  5. Kurt E (2013) Early Post-Operative Complications in Cataract Surgery. Cataract Surg

Editorial Information

Editor-in-Chief

James B. Aguayo-Martel
California Northstate University College of Medicine

Article Type

Case Report

Publication history

Received date: June 02, 2017
Accepted date: June 21, 2017
Published date: June 26, 2017

Copyright

© 2017 Ngai P. This is an open-access article distributed under the terms of the Creative Commons Attribution License, which permits unrestricted use, distribution, and reproduction in any medium, provided the original author and source are credited.

Citation

Ngai P, Castro HM, Lu SY (2017) Submacular hemorrhage following cataract surgery in a patient with long axial length. New Front Ophthalmol 3: DOI: 10.15761/NFO.1000166

Corresponding author

Stephanie Y. Lu

850 Health Sciences Road, Irvine, CA 92697-4375, USA

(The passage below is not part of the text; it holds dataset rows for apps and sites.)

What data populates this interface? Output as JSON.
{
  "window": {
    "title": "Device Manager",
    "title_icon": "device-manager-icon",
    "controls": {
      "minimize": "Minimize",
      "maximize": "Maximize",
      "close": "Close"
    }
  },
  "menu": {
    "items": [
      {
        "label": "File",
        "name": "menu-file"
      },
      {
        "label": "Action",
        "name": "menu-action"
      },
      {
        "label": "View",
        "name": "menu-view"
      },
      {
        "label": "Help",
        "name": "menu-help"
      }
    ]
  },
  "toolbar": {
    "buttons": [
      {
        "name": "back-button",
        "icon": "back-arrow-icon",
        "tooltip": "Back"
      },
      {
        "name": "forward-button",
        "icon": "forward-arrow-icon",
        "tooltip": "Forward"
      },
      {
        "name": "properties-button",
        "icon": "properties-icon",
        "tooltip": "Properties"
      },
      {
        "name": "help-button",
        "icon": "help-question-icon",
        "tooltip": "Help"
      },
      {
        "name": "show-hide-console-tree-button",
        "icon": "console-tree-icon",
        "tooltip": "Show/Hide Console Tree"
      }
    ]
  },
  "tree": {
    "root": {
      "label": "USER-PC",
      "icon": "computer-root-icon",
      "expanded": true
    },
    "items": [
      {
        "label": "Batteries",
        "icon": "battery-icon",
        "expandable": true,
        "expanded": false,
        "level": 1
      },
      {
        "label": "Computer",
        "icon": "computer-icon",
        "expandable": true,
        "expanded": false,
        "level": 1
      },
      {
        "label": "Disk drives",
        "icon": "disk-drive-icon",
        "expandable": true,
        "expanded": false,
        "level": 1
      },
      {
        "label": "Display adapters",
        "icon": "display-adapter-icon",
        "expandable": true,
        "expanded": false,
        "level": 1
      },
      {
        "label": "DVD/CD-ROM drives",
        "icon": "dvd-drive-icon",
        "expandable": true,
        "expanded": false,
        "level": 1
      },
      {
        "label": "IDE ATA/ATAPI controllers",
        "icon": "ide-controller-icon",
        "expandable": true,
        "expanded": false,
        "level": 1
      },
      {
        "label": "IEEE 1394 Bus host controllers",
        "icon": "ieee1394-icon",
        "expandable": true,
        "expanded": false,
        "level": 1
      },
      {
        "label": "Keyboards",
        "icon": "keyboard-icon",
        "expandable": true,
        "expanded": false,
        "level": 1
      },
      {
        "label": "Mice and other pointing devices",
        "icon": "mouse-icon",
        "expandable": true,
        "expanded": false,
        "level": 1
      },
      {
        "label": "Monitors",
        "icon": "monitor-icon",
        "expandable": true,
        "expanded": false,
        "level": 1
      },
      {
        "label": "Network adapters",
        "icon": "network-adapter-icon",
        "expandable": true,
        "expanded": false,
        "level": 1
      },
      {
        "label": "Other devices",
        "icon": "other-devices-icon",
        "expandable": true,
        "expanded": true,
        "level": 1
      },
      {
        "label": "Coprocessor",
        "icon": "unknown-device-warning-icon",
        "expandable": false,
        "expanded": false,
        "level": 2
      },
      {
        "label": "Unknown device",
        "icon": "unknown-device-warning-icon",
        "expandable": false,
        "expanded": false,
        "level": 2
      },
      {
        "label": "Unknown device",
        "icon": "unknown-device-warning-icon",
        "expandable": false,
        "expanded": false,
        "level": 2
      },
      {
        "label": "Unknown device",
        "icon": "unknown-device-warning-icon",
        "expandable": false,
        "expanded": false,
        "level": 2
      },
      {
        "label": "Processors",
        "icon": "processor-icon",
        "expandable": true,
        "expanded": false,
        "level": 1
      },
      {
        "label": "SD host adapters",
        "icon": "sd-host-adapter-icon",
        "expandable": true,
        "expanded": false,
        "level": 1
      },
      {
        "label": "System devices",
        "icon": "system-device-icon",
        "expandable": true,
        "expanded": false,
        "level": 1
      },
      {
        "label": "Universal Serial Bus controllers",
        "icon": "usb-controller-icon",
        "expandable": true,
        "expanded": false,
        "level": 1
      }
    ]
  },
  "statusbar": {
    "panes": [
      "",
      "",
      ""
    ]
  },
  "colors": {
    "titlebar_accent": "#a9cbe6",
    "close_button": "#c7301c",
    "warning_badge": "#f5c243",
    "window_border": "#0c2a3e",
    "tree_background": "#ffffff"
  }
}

E-mail : bhuvaneswari.bibleraaj@uhsm.nhs.uk

Figure 1. Left Eye on Postoperative Day #1. (A) Fundus photograph reveals subretinal hemorrhage in the inferotemporal macula next to the fovea. (B) OCT is compatible with subretinal and sub-RPE hemorrhage with RPE tear. (C) Early and (D) Late phase of FA shows a hypofluorescent area corresponding to the subretinal hemorrhage with absence of CNVM causing leakage.

Figure 2. Left Eye on Postoperative Month #1. (A) Fundus photograph reveals improving subretinal hemorrhage. (B) OCT is compatible with reduced subretinal fluid. (C-D) ICGA shows normal filling time, no increasing hyper-ICG activity, and no evidence of leakage.